When a four-feet-tall, fully-grown adult in this society is referred to as short, it should not be considered a criticism, but merely an observation of fact.
Examples abound, but my supporting arguments will take the route of brevity. Either you see the point, or you don’t. Either way, The Bahamas is not likely to change overnight. Accustomed to the dark, some of us are likely to shun the light. So, before there is that 100th anniversary of independence, enough changes should have taken place to have a real cause for true celebrations.
Here are a few questions that may appear to be rhetorical, but are oh so real. Your considered answers may or may not reach me. However, they might be shared with others who could be a part of that momentum for some positive changes.
What use is the governor general to the governance of this country? In fact, what real purpose does the Senate serve? Has there ever been a time in the long history of proclaimed parliamentary democracy that the Senate refused to pass a bill forwarded from the House?
Should general elections be mandated for a particular time, say March every five years, instead of at the whim of the prime minister? Could the system be designed to have a specific number of ministers instead of fluctuating numbers?
Is it possible to have “the best person for the job”, rather than a random member of Parliament whether that individual has an inkling about those portfolios or not?
In my earnest efforts to be brief, here are just a few more:
Will the country ever outgrow that particular building at Bay Street and Parliament Street for the steering of the directions of The Bahamas?
Would members of Parliament actually be required to reside in their constituencies? And, is it anywhere in the imagination of any elected official to consider the development of a new city, somewhere outside of New Providence, as did some foreigners in the establishment of Freeport?
At this point, we can go on with business as usual, ad infinitum — Queen’s Highway here, Queen’s Highway there; the spectacle of big, grown black men and women parading around in their li’l white wigs for judicial pomp and pageantry can continue on.
Then what about that crew still scurrying about behind the scenes trying to get one of those titles (sir/dame) from Her Majesty, even though the queen wouldn’t know them from the man in the moon?
We might take a peek from under those colonial gown tails, and see what we can see. A good buddy of mine used to say, “See what ya lookin’ at.” I will close this bit with one of my own sayings: You can have foresight, insight, hindsight, no sight; you choose.

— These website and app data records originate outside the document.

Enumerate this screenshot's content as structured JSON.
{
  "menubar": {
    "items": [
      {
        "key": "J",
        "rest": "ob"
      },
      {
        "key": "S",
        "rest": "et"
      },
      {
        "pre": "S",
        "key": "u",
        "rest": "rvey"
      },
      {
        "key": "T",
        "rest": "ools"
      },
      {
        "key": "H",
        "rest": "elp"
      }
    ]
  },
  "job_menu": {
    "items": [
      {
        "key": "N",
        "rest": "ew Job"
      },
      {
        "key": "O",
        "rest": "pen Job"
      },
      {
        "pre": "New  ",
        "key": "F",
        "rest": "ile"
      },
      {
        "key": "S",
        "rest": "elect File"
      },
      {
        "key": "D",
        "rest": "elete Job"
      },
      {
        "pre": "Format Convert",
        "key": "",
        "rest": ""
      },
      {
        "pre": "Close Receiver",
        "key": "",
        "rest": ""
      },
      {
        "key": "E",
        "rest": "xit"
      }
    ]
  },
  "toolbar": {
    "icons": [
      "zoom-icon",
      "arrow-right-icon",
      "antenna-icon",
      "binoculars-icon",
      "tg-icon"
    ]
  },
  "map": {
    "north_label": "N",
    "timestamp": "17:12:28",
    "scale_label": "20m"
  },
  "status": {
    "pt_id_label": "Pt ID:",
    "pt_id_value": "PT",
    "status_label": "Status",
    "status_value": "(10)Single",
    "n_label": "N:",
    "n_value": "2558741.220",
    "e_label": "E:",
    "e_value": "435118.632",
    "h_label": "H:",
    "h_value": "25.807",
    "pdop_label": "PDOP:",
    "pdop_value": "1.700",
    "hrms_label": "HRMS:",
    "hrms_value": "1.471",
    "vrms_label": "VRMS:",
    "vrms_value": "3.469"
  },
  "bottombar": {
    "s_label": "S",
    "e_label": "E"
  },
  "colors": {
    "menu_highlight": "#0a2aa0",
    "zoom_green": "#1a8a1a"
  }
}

In this global dynamics today of ever-increasing turbulent seas, we may choose to stay where we jumped off the boat, treading water, or use some singular good sense and swim to shore. That seems simple enough. Still, metaphors aside, I will admit to not having all, even most, of the answers. But I believe that I have a few of the really important questions that The Bahama should be finding answers to at this time in its independence observations.